West Coast ad agencies are renowned for their world class advertising – must be something in the air. We wanted to check up on life in Lotus Land, so we asked a few Vancouverites to be our eyes and ears. What’s hot? Among other things: adultery, cheerleaders and theft.

What’s this?

The TV spot for Coast Capital Savings from Rethink, where a woman opens an envelope, and asks her husband ‘What’s this?!?’ The husband, assuming she’s ‘busted’ him for some illicit affair proceeds to apologize for ‘being weak.’ Turns out, what she meant was ‘What’s this…no charges for chequing.” It’s a very memorable way of getting a great selling point out, and utterly surprising for a category as dull as banking.

Marc Stoiber, VP/ECD, Grey Worldwide Canada, Vancouver

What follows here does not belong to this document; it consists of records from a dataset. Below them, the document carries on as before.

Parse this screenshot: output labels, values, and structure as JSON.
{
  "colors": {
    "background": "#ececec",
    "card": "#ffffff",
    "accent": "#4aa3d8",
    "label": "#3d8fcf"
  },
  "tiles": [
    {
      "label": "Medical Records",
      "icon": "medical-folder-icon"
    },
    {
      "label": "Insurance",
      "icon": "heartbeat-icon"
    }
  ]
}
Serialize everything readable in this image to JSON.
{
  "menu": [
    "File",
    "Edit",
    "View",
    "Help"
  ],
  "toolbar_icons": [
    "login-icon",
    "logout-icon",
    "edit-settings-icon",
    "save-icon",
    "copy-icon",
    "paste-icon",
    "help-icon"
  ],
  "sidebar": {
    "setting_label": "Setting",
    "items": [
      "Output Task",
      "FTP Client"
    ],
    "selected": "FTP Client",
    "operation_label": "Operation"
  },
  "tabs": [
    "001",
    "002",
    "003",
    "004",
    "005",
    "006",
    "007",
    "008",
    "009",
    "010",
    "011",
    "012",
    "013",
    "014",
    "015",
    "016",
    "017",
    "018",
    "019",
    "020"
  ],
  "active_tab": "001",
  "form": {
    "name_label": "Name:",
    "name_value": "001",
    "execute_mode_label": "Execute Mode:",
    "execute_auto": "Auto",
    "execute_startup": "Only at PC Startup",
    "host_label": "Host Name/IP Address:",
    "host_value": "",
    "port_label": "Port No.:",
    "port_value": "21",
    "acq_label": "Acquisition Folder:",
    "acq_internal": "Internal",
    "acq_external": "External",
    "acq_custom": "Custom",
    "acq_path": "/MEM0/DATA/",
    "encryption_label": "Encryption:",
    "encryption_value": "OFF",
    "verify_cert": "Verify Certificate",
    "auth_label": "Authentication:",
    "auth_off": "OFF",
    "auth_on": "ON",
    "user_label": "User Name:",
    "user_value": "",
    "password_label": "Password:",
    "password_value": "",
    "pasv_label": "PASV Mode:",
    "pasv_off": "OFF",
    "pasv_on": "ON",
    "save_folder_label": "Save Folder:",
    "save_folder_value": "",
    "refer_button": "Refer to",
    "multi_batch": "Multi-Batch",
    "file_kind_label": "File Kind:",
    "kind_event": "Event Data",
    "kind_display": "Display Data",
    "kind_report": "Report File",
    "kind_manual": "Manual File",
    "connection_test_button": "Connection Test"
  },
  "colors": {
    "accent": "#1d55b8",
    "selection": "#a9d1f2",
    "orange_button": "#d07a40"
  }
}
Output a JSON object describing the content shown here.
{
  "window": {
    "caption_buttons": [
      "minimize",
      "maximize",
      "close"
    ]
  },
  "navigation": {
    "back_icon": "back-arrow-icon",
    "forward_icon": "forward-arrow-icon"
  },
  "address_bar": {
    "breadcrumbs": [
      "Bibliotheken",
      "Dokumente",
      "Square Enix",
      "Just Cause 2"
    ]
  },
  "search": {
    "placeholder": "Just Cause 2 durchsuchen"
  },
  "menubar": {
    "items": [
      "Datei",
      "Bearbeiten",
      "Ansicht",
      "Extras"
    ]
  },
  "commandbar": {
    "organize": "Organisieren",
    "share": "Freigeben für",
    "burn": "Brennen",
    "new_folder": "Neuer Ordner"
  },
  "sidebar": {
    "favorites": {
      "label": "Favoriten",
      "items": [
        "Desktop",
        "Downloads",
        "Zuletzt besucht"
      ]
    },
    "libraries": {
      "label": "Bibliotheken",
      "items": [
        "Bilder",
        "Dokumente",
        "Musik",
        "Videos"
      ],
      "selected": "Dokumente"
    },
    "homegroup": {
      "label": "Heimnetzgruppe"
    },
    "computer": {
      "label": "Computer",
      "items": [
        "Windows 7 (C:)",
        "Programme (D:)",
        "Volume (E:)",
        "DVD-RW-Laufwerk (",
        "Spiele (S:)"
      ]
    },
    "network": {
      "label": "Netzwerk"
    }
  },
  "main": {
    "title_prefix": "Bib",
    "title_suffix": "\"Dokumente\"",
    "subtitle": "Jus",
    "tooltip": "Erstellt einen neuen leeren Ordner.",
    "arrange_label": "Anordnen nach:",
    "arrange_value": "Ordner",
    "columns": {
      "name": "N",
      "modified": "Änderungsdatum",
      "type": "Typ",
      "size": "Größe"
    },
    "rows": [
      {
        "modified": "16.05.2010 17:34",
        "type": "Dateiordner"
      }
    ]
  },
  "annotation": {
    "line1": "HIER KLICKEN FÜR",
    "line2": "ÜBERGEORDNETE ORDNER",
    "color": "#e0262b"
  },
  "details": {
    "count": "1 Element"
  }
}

Thirsty camels

The radio spots by Saatchi & Saatchi Drum for a new Hefeweizen beer from Granville Island Brewing. The premise is that German comedians, beat poets and cheerleaders are sent out to spread the word from pub to pub. The radio campaign has great casting, excellent production values and is cleverly scripted. ‘Beat Poet’ is my favourite with wonderful timing and lines like ‘A camel it walks in the desert, thirsty it dreams of beer.’

Alan Russell, CD, DDB Canada, Vancouver

Don’t smoke

The anti-smoking campaign that DDB Vancouver did a while ago is quite good. The juxtaposition of Mark Gilbert’s bleak hospital photographs with smokers’ thoughts about their love for smoking go a long way in communicating the absurdity of smoking.

Brent Wheeler, senior copywriter, TBWAVancouver

Sledgehammer proof

The 3M bus shelter ad for Scotchshield, a see-through film that when applied to glass becomes bulletproof. Rethink filled the space between the panes of glass with stacks of money. The fact that someone was laying into the ad with a sledgehammer and the product was standing up to its promise and creating a live memory experience was stellar.

Darcy Taylor, VP, IMG, Vancouver